US7506991Jul 12, 2007Mar 24, 2009Ezra EssesMotion-responsive illuminated garment
US7976178Dec 29, 2009Jul 12, 2011E. S. Originals, Inc.Motion-responsive illuminated stocking
US8147086 *Sep 15, 2009Apr 3, 2012Tait Cynthia KPurselight with touch-sensitive switch
US8226259 *Apr 14, 2008Jul 24, 2012Koninklijke Philips Electronics N.V.Textile light emitting device
US20100061101 *Apr 14, 2008Mar 11, 2010Koninklijke Philips Electronics N.V.Textile light emitting device
US20110267806 *Apr 30, 2010Nov 3, 2011Chi-Wen GuoLuminous decoration strip
Classifications
U.S. Classification362/570, 362/565, 362/800, 362/103, 362/605
International ClassificationF21V33/00, F21V21/00, F21Y105/00, G02B6/00, F21S8/00, A43B23/00, F21V8/00, F21W121/06, A43B3/00
Cooperative ClassificationY10S362/806, Y10S362/80, A43B3/001, G02B6/0068, A43B1/0036, G02B6/0038, A43B1/0072, G02B6/0006, G02B6/0088, G02B6/0001, G02B6/0076
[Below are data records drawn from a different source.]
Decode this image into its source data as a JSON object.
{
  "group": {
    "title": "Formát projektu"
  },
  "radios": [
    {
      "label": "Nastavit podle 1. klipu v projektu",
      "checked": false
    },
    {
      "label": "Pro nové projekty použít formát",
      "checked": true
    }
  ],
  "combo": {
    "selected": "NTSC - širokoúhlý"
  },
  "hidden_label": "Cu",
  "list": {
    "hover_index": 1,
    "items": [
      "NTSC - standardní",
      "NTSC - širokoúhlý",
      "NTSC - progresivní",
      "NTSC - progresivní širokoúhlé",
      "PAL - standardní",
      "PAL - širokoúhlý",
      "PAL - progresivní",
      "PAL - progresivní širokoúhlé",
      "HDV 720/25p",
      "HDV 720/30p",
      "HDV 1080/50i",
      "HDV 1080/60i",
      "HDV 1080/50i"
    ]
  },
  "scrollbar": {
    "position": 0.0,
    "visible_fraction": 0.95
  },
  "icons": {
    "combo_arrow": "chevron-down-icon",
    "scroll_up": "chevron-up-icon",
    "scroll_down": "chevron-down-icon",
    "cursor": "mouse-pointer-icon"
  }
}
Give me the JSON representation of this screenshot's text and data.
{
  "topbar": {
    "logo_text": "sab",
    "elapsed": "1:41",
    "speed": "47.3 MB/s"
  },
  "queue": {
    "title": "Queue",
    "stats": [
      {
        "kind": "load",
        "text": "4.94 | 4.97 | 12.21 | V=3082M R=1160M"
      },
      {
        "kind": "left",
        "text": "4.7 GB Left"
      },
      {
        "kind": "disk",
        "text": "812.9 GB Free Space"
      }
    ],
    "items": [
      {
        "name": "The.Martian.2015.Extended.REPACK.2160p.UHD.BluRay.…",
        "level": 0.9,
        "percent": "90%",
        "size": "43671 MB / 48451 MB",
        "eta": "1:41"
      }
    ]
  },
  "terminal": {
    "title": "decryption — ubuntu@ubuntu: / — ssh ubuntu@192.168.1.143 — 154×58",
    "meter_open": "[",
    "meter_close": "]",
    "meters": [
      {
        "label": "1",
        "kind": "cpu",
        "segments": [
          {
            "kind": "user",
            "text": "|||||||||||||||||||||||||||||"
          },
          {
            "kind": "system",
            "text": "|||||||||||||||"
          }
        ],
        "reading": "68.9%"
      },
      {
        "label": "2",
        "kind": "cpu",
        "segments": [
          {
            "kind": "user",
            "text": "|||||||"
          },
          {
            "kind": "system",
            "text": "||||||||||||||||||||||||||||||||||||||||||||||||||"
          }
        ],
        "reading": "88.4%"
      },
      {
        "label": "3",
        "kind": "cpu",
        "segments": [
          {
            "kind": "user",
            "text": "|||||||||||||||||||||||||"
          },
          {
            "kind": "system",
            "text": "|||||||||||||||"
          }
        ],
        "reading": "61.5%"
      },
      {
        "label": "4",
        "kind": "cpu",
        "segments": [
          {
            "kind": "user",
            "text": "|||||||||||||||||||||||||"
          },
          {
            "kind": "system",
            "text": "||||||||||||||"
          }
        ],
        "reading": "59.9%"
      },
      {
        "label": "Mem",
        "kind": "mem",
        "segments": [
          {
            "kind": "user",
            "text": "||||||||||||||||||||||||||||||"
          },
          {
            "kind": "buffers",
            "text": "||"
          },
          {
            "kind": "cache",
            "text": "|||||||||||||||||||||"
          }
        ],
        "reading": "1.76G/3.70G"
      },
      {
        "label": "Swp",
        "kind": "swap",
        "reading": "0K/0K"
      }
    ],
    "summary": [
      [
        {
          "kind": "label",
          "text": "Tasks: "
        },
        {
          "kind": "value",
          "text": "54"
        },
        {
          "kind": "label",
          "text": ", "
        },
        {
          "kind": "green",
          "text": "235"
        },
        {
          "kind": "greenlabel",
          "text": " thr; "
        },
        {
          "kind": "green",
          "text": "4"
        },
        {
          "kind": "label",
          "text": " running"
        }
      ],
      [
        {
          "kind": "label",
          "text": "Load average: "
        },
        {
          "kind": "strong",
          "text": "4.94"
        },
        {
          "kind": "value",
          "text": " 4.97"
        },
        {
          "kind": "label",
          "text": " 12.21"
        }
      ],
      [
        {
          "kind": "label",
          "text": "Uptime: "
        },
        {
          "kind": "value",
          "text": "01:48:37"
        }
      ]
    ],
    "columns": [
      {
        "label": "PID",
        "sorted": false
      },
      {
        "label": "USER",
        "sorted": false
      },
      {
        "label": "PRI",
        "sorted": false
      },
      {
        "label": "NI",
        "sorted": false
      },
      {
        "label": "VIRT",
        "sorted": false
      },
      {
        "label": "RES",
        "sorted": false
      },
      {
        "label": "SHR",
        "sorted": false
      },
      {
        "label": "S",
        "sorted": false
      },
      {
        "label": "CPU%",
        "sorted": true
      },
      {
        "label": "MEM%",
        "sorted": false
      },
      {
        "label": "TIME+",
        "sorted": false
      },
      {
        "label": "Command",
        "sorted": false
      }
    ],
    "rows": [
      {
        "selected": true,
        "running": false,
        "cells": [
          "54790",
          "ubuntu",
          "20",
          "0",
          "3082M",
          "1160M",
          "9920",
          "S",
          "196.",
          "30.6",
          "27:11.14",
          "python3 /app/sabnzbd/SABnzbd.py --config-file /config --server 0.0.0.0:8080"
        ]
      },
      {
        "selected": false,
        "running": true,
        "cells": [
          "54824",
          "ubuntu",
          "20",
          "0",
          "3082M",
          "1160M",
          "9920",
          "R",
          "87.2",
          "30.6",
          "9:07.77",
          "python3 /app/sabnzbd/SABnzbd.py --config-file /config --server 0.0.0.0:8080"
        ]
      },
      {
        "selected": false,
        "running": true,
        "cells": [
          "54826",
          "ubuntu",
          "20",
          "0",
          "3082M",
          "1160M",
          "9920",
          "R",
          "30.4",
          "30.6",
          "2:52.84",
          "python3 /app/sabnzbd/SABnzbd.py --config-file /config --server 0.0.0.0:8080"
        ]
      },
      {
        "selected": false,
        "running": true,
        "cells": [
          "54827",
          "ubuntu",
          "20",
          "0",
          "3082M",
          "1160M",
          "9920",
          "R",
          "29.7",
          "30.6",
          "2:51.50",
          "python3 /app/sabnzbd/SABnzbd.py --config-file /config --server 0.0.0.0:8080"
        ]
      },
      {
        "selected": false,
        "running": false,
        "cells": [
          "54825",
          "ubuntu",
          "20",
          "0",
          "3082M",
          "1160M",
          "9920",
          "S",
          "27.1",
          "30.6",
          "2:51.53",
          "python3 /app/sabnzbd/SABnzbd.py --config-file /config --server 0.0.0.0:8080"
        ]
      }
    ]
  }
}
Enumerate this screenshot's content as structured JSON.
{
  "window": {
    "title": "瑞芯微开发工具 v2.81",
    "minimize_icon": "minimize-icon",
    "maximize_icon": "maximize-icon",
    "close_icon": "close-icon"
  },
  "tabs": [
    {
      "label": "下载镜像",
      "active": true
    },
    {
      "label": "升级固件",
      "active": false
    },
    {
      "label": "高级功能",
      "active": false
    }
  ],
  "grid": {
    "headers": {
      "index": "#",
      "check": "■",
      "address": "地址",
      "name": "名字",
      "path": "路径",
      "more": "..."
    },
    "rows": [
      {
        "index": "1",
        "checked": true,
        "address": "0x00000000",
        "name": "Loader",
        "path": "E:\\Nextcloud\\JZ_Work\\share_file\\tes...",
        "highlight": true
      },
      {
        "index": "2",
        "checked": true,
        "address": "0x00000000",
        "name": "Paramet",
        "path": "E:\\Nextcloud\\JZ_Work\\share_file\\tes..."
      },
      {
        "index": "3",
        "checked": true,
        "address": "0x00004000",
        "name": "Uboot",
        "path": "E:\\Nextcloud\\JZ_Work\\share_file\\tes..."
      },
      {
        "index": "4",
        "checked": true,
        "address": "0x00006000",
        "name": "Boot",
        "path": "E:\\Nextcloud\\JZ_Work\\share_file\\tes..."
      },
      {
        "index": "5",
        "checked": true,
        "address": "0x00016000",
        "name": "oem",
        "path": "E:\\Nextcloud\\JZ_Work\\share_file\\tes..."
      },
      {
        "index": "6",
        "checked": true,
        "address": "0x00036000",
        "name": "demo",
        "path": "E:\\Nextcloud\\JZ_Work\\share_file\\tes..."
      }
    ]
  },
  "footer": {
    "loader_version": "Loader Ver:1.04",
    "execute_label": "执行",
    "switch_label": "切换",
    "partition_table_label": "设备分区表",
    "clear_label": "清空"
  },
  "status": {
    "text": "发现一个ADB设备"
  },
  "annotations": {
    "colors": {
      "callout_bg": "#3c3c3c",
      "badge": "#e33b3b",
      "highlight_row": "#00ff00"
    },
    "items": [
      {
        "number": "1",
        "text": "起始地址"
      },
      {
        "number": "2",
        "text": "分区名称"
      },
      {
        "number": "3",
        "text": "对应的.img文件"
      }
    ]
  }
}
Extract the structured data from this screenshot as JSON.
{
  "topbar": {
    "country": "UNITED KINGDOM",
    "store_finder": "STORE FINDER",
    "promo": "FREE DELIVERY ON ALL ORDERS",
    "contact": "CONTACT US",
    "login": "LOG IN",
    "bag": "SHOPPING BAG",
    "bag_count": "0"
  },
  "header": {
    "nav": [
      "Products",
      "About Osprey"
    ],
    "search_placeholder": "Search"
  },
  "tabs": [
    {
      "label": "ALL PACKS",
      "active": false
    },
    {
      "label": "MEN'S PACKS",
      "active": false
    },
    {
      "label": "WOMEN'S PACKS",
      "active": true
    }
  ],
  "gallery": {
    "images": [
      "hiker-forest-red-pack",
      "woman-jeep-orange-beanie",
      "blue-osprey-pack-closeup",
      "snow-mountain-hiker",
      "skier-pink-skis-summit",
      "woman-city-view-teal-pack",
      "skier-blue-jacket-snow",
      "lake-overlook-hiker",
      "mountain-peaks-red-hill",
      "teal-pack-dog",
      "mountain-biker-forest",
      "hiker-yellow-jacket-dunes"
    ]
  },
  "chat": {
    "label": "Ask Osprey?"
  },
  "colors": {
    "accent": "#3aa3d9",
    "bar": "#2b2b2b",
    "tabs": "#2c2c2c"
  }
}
European ClassificationA43B1/00C10, A43B1/00T, G02B6/00L4C, G02B6/00L6O4G, G02B6/00L
Legal Events
DateCodeEventDescription
May 3, 2011FPExpired due to failure to pay maintenance fee
Effective date: 20110316
Mar 16, 2011LAPSLapse for failure to pay maintenance fees
Oct 18, 2010REMIMaintenance fee reminder mailed
Sep 5, 2006FPAYFee payment
Year of fee payment: 8
Mar 11, 2003FPAYFee payment
Year of fee payment: 4
Mar 11, 2003SULPSurcharge for late payment
Oct 2, 2002REMIMaintenance fee reminder mailed